» **EXERCISE PROMPT**: Would you reproduce each of the records below precisely, with the pictures left out?

» **DATA FOR THE TASK**:
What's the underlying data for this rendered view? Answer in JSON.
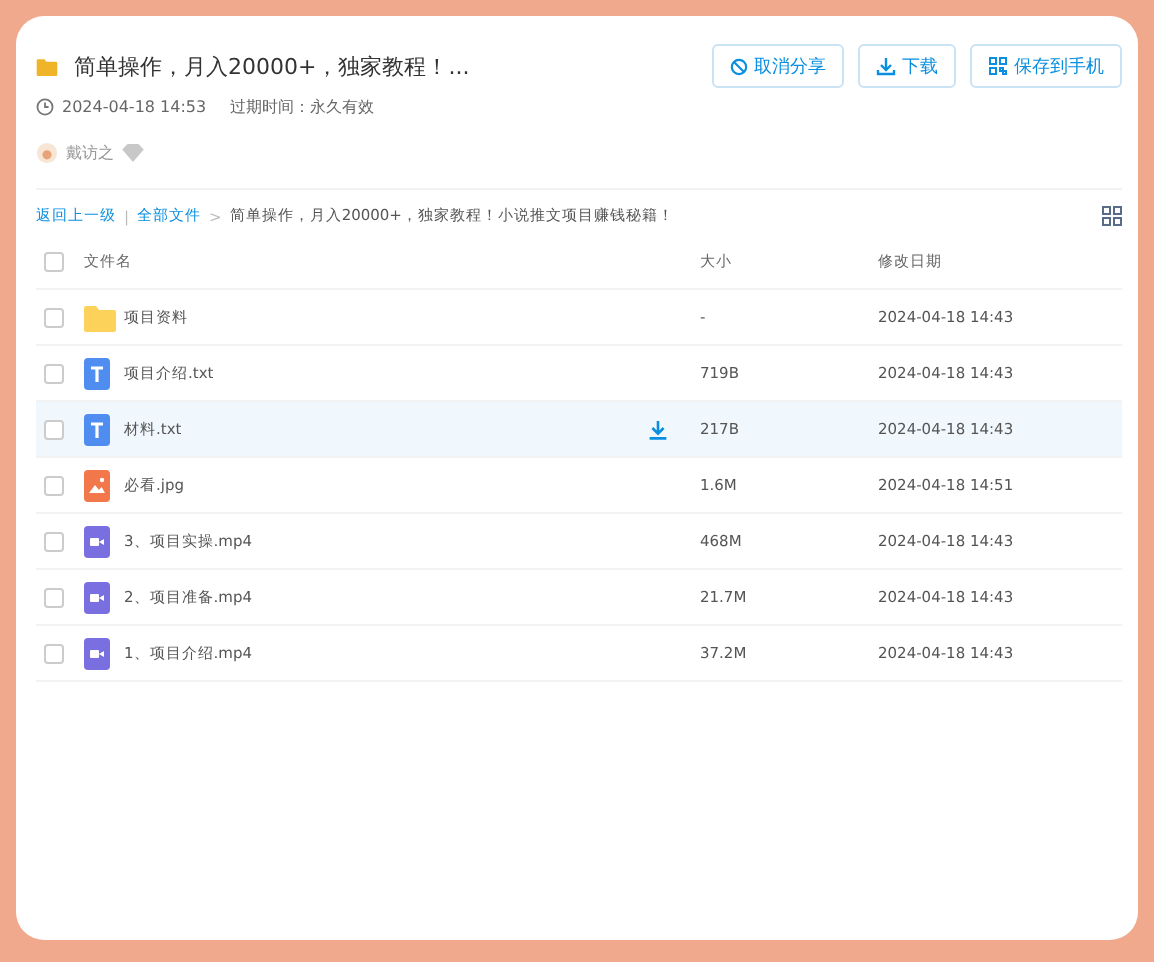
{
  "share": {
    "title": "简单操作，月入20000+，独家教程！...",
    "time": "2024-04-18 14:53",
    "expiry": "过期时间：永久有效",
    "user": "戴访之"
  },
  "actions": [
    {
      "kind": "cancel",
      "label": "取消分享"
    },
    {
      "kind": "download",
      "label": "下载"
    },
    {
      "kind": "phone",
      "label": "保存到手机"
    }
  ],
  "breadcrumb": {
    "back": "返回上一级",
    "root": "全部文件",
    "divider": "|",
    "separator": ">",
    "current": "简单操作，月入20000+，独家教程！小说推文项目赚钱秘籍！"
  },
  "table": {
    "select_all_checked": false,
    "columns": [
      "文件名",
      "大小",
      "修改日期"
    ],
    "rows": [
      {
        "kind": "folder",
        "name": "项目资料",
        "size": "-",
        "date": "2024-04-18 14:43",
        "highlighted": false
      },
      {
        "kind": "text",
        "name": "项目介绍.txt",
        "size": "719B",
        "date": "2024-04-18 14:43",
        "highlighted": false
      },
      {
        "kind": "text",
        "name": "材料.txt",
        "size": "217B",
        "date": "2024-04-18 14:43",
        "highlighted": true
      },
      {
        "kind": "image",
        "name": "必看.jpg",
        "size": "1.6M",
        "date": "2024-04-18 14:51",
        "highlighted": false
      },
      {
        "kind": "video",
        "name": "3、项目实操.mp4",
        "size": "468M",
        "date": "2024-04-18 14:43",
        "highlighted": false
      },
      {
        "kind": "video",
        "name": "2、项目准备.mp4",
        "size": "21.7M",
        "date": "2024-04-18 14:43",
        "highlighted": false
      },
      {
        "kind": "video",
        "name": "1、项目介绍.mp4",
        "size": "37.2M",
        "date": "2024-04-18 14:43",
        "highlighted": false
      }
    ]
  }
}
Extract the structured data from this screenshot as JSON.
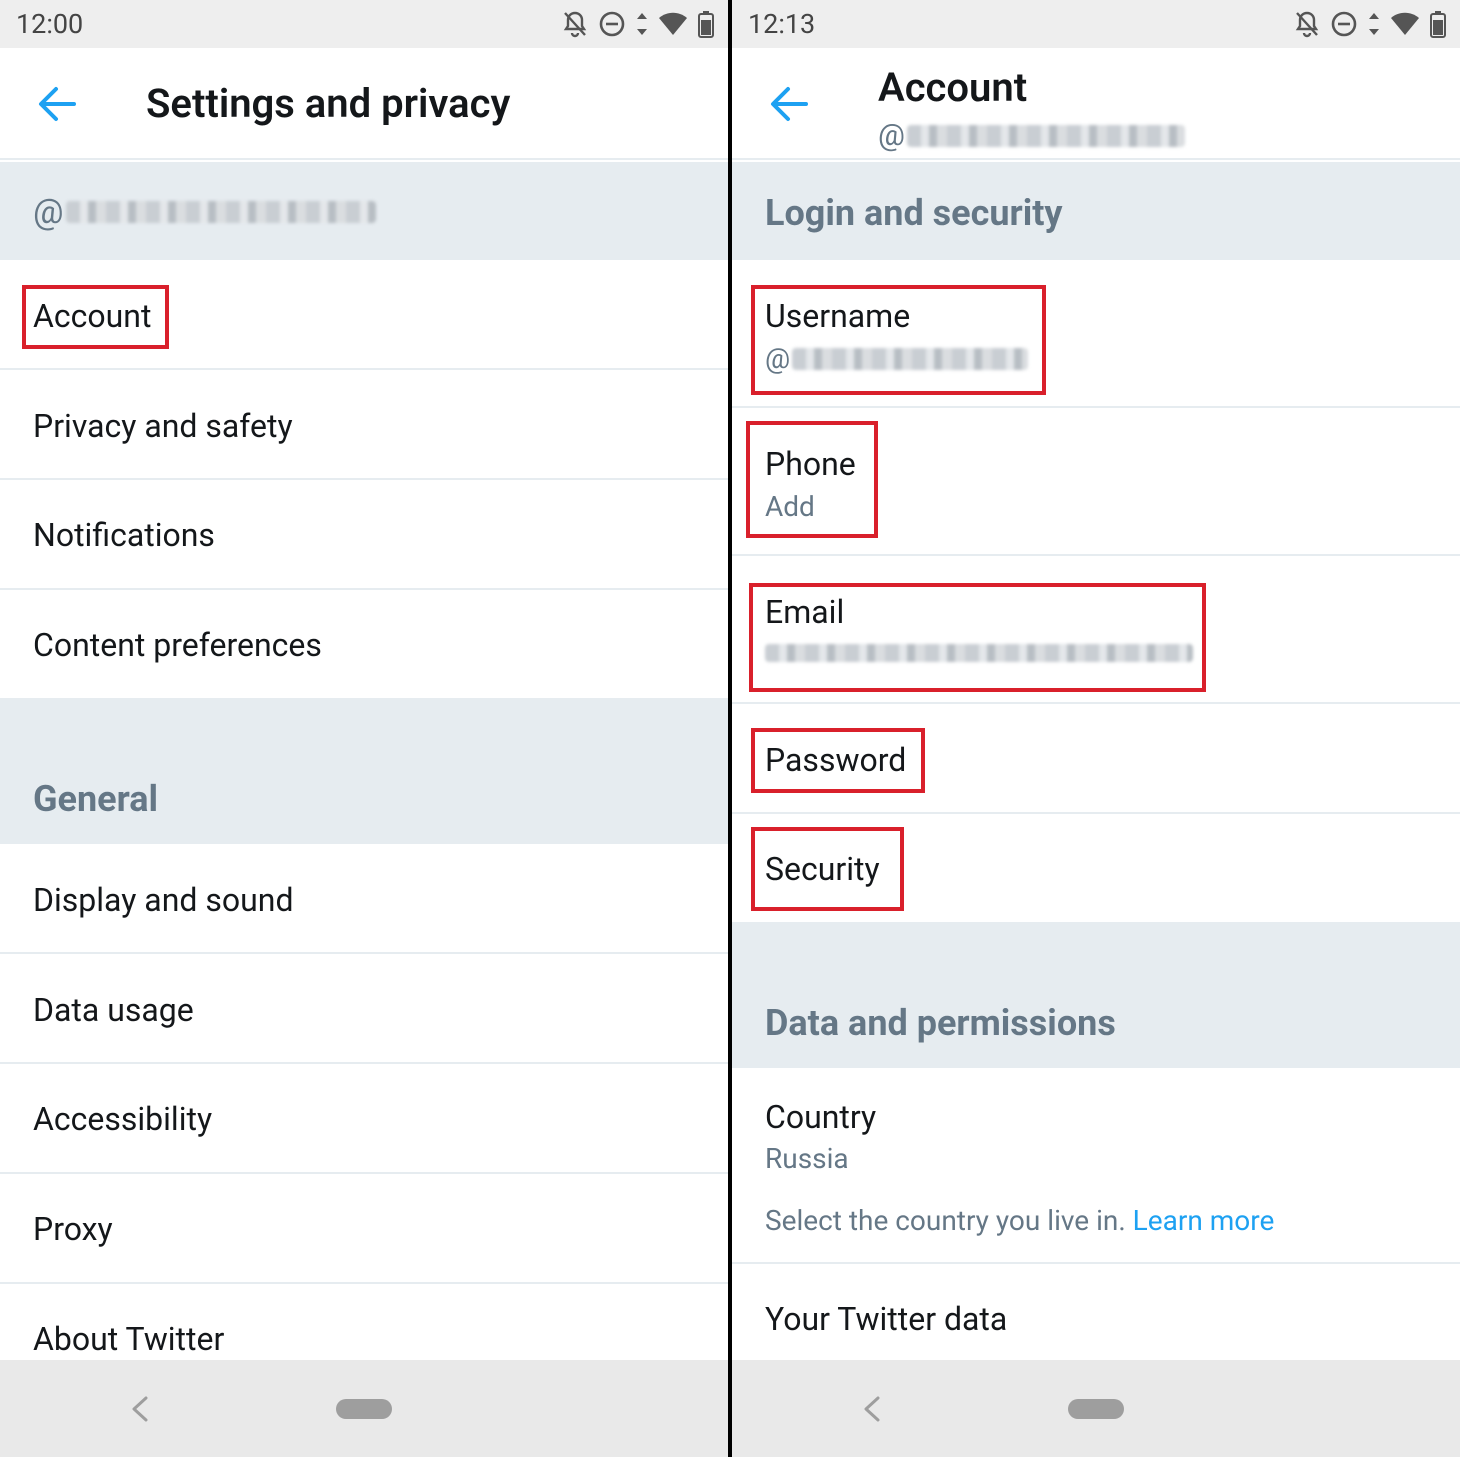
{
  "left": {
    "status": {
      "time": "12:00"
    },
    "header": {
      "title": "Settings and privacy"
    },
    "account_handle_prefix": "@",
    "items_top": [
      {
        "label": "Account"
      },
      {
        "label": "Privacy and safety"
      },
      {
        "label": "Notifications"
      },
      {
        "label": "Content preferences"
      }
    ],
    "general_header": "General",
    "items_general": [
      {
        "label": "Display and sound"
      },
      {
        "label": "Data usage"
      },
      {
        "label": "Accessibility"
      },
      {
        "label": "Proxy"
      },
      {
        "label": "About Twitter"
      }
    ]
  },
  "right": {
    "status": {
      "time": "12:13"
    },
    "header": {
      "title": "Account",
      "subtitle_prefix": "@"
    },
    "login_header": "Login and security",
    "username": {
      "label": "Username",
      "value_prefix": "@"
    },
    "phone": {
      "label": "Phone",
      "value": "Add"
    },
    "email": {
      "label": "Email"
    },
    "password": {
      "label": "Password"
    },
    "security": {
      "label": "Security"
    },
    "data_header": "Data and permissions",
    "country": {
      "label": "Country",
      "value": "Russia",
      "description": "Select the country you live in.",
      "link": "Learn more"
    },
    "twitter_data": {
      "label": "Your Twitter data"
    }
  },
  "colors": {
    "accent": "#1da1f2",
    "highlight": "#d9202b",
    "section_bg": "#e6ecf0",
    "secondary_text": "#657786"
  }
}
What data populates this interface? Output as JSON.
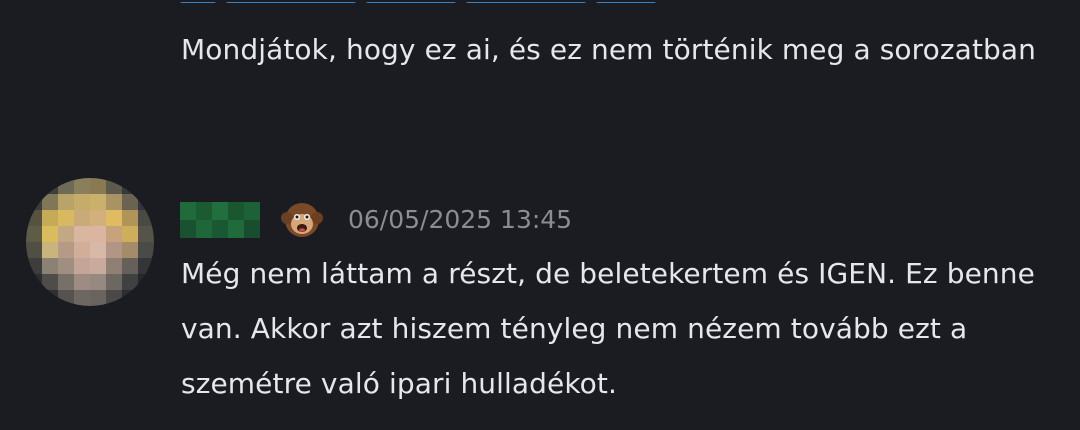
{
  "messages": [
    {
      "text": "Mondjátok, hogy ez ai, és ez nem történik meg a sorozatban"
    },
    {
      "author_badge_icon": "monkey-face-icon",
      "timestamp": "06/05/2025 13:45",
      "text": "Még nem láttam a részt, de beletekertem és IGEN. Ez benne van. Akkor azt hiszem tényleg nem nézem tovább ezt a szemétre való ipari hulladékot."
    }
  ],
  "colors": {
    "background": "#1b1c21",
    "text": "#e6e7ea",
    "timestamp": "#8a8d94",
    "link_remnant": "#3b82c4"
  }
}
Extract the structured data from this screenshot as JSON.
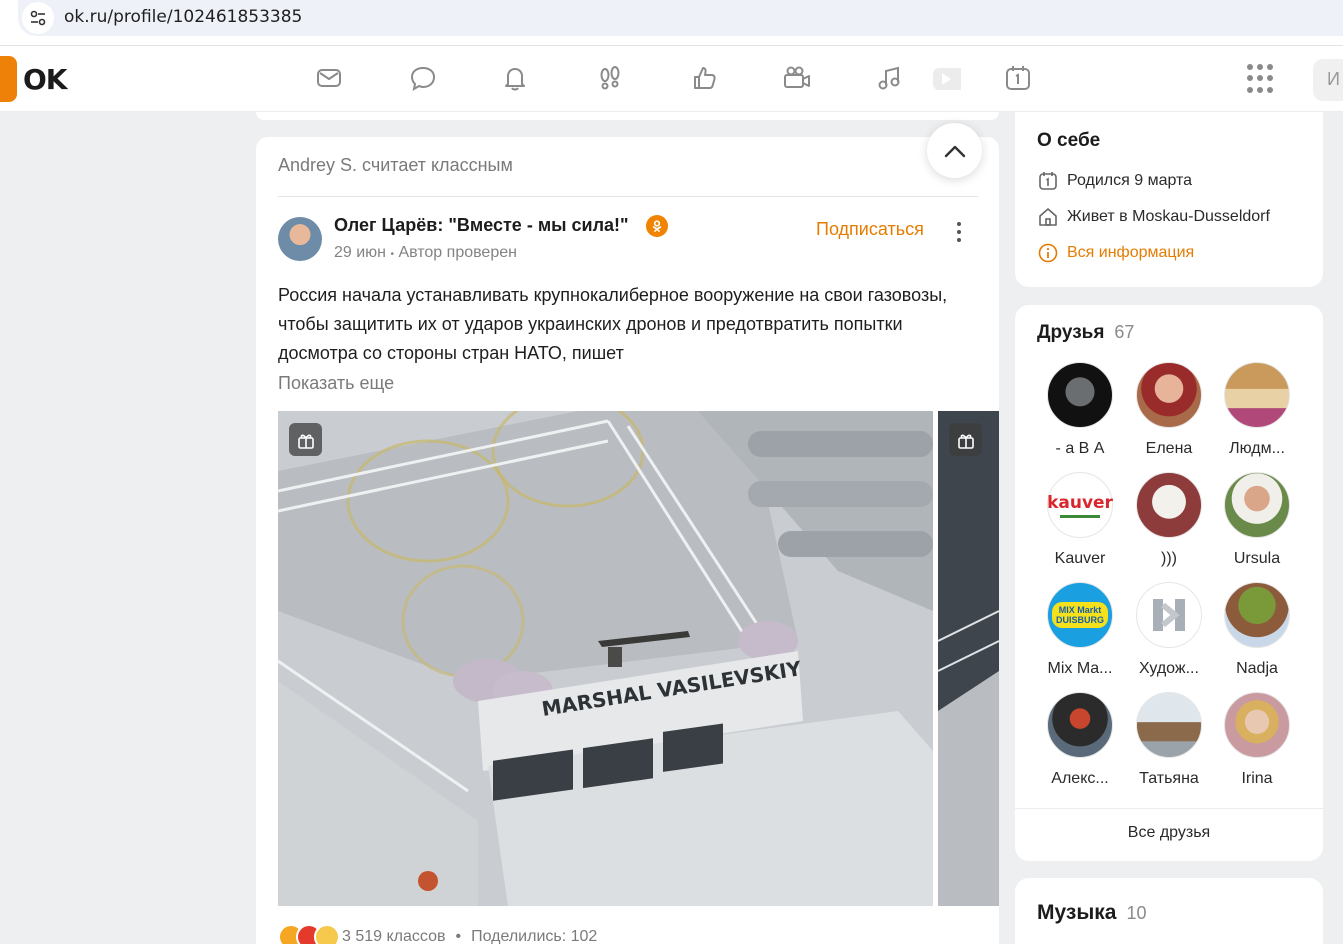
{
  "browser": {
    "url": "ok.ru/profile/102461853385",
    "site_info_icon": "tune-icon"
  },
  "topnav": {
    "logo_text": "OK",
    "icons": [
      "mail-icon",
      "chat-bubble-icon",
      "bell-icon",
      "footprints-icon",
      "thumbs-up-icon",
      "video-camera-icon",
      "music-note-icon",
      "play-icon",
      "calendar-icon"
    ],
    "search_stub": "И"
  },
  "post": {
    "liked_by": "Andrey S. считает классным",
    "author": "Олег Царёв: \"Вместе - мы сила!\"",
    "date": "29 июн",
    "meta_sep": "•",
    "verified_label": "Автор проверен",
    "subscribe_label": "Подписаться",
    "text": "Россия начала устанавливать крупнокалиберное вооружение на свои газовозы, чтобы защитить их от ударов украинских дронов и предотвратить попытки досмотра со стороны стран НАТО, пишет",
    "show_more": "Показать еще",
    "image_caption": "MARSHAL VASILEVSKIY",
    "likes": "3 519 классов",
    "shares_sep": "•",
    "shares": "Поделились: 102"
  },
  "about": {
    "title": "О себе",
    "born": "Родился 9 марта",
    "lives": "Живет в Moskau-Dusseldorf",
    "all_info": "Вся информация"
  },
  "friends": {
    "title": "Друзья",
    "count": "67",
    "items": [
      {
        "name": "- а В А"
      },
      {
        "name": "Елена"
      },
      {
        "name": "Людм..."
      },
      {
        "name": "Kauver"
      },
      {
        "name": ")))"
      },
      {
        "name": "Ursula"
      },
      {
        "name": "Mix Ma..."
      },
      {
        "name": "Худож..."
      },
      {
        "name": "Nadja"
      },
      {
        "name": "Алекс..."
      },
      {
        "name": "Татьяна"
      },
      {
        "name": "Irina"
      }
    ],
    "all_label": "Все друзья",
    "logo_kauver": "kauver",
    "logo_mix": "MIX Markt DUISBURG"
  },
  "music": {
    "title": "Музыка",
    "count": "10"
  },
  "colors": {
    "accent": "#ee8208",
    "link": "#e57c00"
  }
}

» **WRITTEN ANSWER**:
What's the underlying data for this rendered view? Answer in JSON.
{
  "share": {
    "title": "简单操作，月入20000+，独家教程！...",
    "time": "2024-04-18 14:53",
    "expiry": "过期时间：永久有效",
    "user": "戴访之"
  },
  "actions": [
    {
      "kind": "cancel",
      "label": "取消分享"
    },
    {
      "kind": "download",
      "label": "下载"
    },
    {
      "kind": "phone",
      "label": "保存到手机"
    }
  ],
  "breadcrumb": {
    "back": "返回上一级",
    "root": "全部文件",
    "divider": "|",
    "separator": ">",
    "current": "简单操作，月入20000+，独家教程！小说推文项目赚钱秘籍！"
  },
  "table": {
    "select_all_checked": false,
    "columns": [
      "文件名",
      "大小",
      "修改日期"
    ],
    "rows": [
      {
        "kind": "folder",
        "name": "项目资料",
        "size": "-",
        "date": "2024-04-18 14:43",
        "highlighted": false
      },
      {
        "kind": "text",
        "name": "项目介绍.txt",
        "size": "719B",
        "date": "2024-04-18 14:43",
        "highlighted": false
      },
      {
        "kind": "text",
        "name": "材料.txt",
        "size": "217B",
        "date": "2024-04-18 14:43",
        "highlighted": true
      },
      {
        "kind": "image",
        "name": "必看.jpg",
        "size": "1.6M",
        "date": "2024-04-18 14:51",
        "highlighted": false
      },
      {
        "kind": "video",
        "name": "3、项目实操.mp4",
        "size": "468M",
        "date": "2024-04-18 14:43",
        "highlighted": false
      },
      {
        "kind": "video",
        "name": "2、项目准备.mp4",
        "size": "21.7M",
        "date": "2024-04-18 14:43",
        "highlighted": false
      },
      {
        "kind": "video",
        "name": "1、项目介绍.mp4",
        "size": "37.2M",
        "date": "2024-04-18 14:43",
        "highlighted": false
      }
    ]
  }
}
Extract the structured data from this screenshot as JSON.
{
  "left": {
    "status": {
      "time": "12:00"
    },
    "header": {
      "title": "Settings and privacy"
    },
    "account_handle_prefix": "@",
    "items_top": [
      {
        "label": "Account"
      },
      {
        "label": "Privacy and safety"
      },
      {
        "label": "Notifications"
      },
      {
        "label": "Content preferences"
      }
    ],
    "general_header": "General",
    "items_general": [
      {
        "label": "Display and sound"
      },
      {
        "label": "Data usage"
      },
      {
        "label": "Accessibility"
      },
      {
        "label": "Proxy"
      },
      {
        "label": "About Twitter"
      }
    ]
  },
  "right": {
    "status": {
      "time": "12:13"
    },
    "header": {
      "title": "Account",
      "subtitle_prefix": "@"
    },
    "login_header": "Login and security",
    "username": {
      "label": "Username",
      "value_prefix": "@"
    },
    "phone": {
      "label": "Phone",
      "value": "Add"
    },
    "email": {
      "label": "Email"
    },
    "password": {
      "label": "Password"
    },
    "security": {
      "label": "Security"
    },
    "data_header": "Data and permissions",
    "country": {
      "label": "Country",
      "value": "Russia",
      "description": "Select the country you live in.",
      "link": "Learn more"
    },
    "twitter_data": {
      "label": "Your Twitter data"
    }
  },
  "colors": {
    "accent": "#1da1f2",
    "highlight": "#d9202b",
    "section_bg": "#e6ecf0",
    "secondary_text": "#657786"
  }
}
What data populates this interface? Output as JSON.
{
  "messages": [
    {
      "text": "Mondjátok, hogy ez ai, és ez nem történik meg a sorozatban"
    },
    {
      "author_badge_icon": "monkey-face-icon",
      "timestamp": "06/05/2025 13:45",
      "text": "Még nem láttam a részt, de beletekertem és IGEN. Ez benne van. Akkor azt hiszem tényleg nem nézem tovább ezt a szemétre való ipari hulladékot."
    }
  ],
  "colors": {
    "background": "#1b1c21",
    "text": "#e6e7ea",
    "timestamp": "#8a8d94",
    "link_remnant": "#3b82c4"
  }
}
Extract the structured data from this screenshot as JSON.
{
  "browser": {
    "url": "ok.ru/profile/102461853385",
    "site_info_icon": "tune-icon"
  },
  "topnav": {
    "logo_text": "OK",
    "icons": [
      "mail-icon",
      "chat-bubble-icon",
      "bell-icon",
      "footprints-icon",
      "thumbs-up-icon",
      "video-camera-icon",
      "music-note-icon",
      "play-icon",
      "calendar-icon"
    ],
    "search_stub": "И"
  },
  "post": {
    "liked_by": "Andrey S. считает классным",
    "author": "Олег Царёв: \"Вместе - мы сила!\"",
    "date": "29 июн",
    "meta_sep": "•",
    "verified_label": "Автор проверен",
    "subscribe_label": "Подписаться",
    "text": "Россия начала устанавливать крупнокалиберное вооружение на свои газовозы, чтобы защитить их от ударов украинских дронов и предотвратить попытки досмотра со стороны стран НАТО, пишет",
    "show_more": "Показать еще",
    "image_caption": "MARSHAL VASILEVSKIY",
    "likes": "3 519 классов",
    "shares_sep": "•",
    "shares": "Поделились: 102"
  },
  "about": {
    "title": "О себе",
    "born": "Родился 9 марта",
    "lives": "Живет в Moskau-Dusseldorf",
    "all_info": "Вся информация"
  },
  "friends": {
    "title": "Друзья",
    "count": "67",
    "items": [
      {
        "name": "- а В А"
      },
      {
        "name": "Елена"
      },
      {
        "name": "Людм..."
      },
      {
        "name": "Kauver"
      },
      {
        "name": ")))"
      },
      {
        "name": "Ursula"
      },
      {
        "name": "Mix Ma..."
      },
      {
        "name": "Худож..."
      },
      {
        "name": "Nadja"
      },
      {
        "name": "Алекс..."
      },
      {
        "name": "Татьяна"
      },
      {
        "name": "Irina"
      }
    ],
    "all_label": "Все друзья",
    "logo_kauver": "kauver",
    "logo_mix": "MIX Markt DUISBURG"
  },
  "music": {
    "title": "Музыка",
    "count": "10"
  },
  "colors": {
    "accent": "#ee8208",
    "link": "#e57c00"
  }
}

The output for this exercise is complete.